Undoubtedly, most of you will have seen the amazing story about the developer who secretly outsourced his own role to China, investing 20% of his annual salary to free up almost all his work time. The ruse came to light when the firm, who were pushing forward with a more flexible working package, noticed anomalous VPN activity and called in their telecom provider to investigate. The logs indicated that their lead programmer, "Bob," was apparently regularly telecommuting from Shenyang despite being peacefully sat at his desk surfing the Internet for amusing cat videos.
It transpires that "Bob" had FedExed his SecurID token to China and was allowing the remote development company VPN access to his employer's network so that they could do his day job for him.
Irrespective of the terrible security implications here, and they are pretty horrid, "Bob" was delivering high-quality code to schedule. In fact, his performance review regularly identified him as the best developer they had! And what "Bob" did here was not difficult – many sites offer the services of dedicated professionals such as developers, designers, proofreaders, even lawyers, for a small price.
In a business environment where we encourage flexible working, allow personal devices, and seek to incentivize workers for innovation, excellence, and performance, "Bob" could be held up as a role model, but at what cost to the enterprise?
Tech Populismis a major force that's changing the way wework. Behind the walls of SMBs and enterprises are empowered employees who increasingly make individual choices about the technologies that they use to get their jobs done. With the growing ubiquity of technology in the workplace (smartphones, other mobile devices, and PCs) individual workers are often making decisions for themselves. The opportunity for tech strategists lies in addressing portfolio strategy as well as go-to-market strategy to address this rising tide of new buyers.
To explore Tech Populism, Forrester is currently designing its upcoming Workforce Forrsights Survey to be fielded to 5,000 employees in the US, Canada, France, the UK, and Germany who work at businesses across a range of industries and company sizes.
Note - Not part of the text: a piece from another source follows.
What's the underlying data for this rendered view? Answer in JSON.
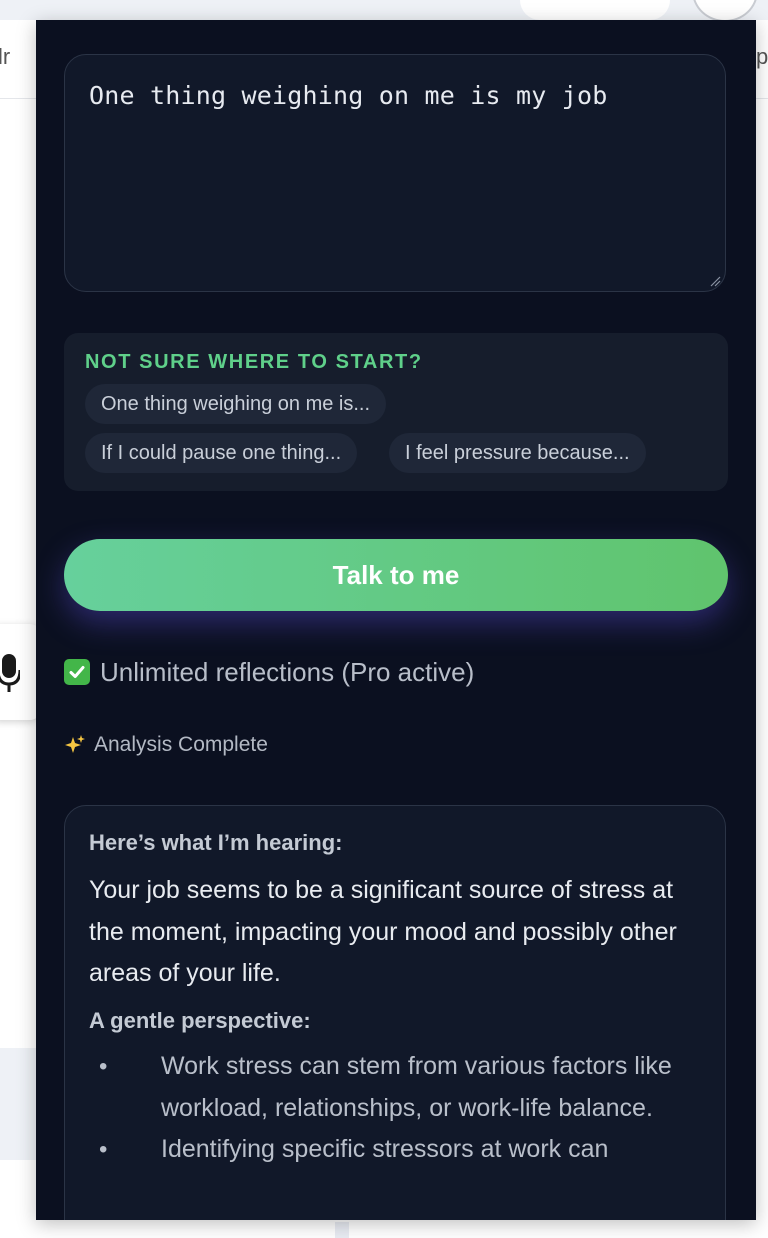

Our target respondents use a smartphone or computer at least 1 hour per day at work.
The Workforce Forrsights Survey will answer questions about how employees: